Collect from the data below each line with "image".

[Element data from apps and pages]
Segment Open

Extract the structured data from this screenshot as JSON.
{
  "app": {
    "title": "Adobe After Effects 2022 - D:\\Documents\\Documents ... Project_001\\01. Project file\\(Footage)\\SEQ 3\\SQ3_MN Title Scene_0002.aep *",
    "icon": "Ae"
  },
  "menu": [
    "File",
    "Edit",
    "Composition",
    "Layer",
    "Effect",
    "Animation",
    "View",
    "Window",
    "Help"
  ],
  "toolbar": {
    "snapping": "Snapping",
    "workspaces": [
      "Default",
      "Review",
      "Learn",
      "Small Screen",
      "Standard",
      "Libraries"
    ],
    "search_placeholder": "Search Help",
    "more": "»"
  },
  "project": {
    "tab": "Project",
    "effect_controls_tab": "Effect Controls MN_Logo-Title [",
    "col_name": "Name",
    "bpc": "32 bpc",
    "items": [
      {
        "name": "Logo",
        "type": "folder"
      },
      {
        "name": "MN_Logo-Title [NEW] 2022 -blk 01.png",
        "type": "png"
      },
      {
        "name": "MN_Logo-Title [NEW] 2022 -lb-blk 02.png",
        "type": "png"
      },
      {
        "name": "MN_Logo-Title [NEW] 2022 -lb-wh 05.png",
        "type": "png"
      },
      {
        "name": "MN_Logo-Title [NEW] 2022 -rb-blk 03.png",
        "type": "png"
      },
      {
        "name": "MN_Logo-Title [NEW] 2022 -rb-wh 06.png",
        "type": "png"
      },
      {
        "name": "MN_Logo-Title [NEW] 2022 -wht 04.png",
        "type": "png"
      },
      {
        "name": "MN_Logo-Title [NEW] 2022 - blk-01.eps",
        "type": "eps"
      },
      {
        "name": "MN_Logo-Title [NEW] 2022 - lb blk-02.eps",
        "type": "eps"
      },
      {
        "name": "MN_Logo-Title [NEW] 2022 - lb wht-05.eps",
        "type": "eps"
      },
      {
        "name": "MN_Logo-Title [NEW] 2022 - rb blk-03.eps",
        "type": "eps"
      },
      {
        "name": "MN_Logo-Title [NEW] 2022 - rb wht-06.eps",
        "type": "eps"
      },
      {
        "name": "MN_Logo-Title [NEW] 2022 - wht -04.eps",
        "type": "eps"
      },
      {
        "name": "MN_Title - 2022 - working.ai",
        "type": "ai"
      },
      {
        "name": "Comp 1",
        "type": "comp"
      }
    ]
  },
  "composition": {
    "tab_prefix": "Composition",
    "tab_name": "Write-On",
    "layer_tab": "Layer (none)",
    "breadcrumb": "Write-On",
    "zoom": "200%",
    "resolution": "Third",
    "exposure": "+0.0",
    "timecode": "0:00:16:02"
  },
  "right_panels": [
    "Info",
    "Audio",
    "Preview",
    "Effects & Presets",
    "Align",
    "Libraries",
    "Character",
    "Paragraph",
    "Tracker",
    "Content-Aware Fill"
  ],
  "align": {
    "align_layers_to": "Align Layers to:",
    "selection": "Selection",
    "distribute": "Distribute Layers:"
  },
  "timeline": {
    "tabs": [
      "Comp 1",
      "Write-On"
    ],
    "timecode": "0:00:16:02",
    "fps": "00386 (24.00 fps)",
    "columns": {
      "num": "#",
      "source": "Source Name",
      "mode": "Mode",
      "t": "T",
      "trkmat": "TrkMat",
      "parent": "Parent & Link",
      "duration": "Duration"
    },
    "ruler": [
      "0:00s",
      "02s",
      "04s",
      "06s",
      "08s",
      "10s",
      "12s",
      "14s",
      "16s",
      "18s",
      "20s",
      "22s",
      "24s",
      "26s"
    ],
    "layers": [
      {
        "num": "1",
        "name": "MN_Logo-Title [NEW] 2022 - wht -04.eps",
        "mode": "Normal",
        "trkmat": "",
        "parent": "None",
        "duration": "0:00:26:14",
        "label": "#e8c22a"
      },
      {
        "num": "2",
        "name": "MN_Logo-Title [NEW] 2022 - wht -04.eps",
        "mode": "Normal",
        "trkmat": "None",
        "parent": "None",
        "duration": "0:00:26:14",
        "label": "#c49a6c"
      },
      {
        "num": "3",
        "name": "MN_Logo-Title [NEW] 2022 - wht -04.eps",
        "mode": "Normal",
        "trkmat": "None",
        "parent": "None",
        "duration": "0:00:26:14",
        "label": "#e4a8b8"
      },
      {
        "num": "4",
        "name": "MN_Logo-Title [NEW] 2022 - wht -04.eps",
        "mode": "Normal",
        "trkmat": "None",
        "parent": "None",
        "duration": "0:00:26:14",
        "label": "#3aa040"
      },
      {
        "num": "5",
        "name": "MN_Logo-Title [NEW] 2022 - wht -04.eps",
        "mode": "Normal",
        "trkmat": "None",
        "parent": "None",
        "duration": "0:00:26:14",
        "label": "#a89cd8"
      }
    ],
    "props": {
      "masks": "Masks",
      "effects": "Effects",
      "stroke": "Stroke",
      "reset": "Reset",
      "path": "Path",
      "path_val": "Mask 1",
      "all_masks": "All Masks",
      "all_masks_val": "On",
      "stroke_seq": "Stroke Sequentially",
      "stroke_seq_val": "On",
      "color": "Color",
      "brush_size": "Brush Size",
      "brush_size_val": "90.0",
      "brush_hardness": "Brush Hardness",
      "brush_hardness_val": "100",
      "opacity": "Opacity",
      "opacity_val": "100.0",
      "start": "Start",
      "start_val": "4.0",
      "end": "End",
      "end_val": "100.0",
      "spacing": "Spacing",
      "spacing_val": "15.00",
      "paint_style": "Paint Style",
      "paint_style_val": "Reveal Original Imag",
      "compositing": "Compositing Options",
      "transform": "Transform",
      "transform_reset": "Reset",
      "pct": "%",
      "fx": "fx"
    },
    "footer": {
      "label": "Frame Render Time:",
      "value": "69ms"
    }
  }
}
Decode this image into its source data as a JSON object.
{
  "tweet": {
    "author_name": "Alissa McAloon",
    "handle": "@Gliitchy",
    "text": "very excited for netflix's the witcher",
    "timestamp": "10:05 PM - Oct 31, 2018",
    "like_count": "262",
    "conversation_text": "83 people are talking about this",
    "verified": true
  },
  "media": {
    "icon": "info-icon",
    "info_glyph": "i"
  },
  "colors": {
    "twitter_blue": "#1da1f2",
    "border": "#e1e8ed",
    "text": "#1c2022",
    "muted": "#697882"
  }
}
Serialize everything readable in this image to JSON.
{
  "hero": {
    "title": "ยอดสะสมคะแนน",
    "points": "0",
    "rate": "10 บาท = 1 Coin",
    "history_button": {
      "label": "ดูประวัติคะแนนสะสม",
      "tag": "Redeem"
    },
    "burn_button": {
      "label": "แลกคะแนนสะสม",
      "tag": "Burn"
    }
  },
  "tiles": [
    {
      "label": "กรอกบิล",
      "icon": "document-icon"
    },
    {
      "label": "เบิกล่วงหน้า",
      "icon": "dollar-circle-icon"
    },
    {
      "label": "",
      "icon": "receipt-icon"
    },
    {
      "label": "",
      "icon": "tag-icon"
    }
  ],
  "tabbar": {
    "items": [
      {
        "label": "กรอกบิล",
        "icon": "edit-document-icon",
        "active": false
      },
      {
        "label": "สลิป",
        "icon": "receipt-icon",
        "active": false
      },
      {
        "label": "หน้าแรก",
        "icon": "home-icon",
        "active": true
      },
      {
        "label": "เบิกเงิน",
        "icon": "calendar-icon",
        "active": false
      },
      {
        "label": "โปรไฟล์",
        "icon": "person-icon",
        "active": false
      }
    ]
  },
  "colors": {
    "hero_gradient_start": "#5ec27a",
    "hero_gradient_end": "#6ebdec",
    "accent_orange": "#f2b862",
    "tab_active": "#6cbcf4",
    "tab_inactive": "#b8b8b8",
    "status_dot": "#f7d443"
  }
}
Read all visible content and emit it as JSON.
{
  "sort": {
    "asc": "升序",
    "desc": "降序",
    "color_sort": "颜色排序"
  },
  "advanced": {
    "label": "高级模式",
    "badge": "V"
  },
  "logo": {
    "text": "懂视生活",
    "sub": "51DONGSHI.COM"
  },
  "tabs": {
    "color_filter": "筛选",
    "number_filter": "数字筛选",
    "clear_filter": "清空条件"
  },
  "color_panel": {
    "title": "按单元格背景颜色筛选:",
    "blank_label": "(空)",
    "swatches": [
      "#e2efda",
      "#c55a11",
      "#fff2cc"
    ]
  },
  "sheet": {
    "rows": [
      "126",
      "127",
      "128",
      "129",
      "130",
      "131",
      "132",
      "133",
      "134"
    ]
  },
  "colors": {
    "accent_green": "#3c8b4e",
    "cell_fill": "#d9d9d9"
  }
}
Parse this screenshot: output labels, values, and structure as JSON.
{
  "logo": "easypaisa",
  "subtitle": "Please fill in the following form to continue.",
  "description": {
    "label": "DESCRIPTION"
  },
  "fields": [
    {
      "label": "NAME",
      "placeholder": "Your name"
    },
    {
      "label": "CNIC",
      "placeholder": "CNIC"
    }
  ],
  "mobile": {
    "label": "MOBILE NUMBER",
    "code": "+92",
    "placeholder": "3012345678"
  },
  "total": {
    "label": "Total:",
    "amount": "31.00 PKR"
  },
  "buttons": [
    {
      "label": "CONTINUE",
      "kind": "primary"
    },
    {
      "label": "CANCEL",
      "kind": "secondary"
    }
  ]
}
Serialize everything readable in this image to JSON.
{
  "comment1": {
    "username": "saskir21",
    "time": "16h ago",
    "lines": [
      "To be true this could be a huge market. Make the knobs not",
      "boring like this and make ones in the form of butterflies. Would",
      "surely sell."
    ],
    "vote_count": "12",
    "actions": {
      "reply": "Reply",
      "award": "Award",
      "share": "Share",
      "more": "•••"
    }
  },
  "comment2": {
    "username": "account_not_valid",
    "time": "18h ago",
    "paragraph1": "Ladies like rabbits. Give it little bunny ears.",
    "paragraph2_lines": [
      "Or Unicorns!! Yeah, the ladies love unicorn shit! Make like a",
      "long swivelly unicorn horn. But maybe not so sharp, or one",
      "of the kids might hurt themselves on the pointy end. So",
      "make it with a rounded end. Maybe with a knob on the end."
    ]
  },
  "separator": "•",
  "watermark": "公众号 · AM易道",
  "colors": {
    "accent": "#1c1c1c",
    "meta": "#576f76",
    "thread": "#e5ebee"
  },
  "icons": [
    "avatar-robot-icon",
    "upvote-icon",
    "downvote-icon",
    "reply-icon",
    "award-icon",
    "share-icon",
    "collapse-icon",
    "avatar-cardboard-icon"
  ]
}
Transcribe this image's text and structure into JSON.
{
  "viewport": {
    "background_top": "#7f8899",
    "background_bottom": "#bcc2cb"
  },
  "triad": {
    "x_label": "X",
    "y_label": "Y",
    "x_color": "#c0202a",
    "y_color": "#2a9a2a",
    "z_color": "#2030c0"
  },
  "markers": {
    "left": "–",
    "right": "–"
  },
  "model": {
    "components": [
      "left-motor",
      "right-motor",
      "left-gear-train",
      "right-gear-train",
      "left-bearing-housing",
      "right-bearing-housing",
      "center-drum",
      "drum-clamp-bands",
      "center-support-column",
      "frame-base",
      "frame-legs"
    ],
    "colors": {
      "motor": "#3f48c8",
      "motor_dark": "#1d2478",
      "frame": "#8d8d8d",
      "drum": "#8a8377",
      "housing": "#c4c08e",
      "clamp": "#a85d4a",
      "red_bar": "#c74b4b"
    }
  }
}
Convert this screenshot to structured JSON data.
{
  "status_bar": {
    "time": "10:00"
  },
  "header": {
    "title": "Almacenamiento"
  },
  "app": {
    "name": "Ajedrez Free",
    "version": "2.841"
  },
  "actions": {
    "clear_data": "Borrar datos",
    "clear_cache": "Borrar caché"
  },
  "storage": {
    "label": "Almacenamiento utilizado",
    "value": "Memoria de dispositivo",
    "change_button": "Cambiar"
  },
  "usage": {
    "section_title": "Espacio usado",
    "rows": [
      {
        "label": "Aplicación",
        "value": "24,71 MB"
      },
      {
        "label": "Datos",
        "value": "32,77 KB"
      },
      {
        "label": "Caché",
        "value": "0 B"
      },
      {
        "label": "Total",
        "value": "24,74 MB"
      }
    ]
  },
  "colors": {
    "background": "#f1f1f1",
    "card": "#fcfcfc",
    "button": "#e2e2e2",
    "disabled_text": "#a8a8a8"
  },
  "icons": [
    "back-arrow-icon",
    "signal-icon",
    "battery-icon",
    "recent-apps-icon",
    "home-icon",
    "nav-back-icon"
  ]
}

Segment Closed

* **RESULT FOR THIS TASK**:
Decode this image into its source data as a JSON object.
Serialize everything readable in this image to JSON.
Serialize everything readable in this image to JSON.
Transcribe this image's text and structure into JSON.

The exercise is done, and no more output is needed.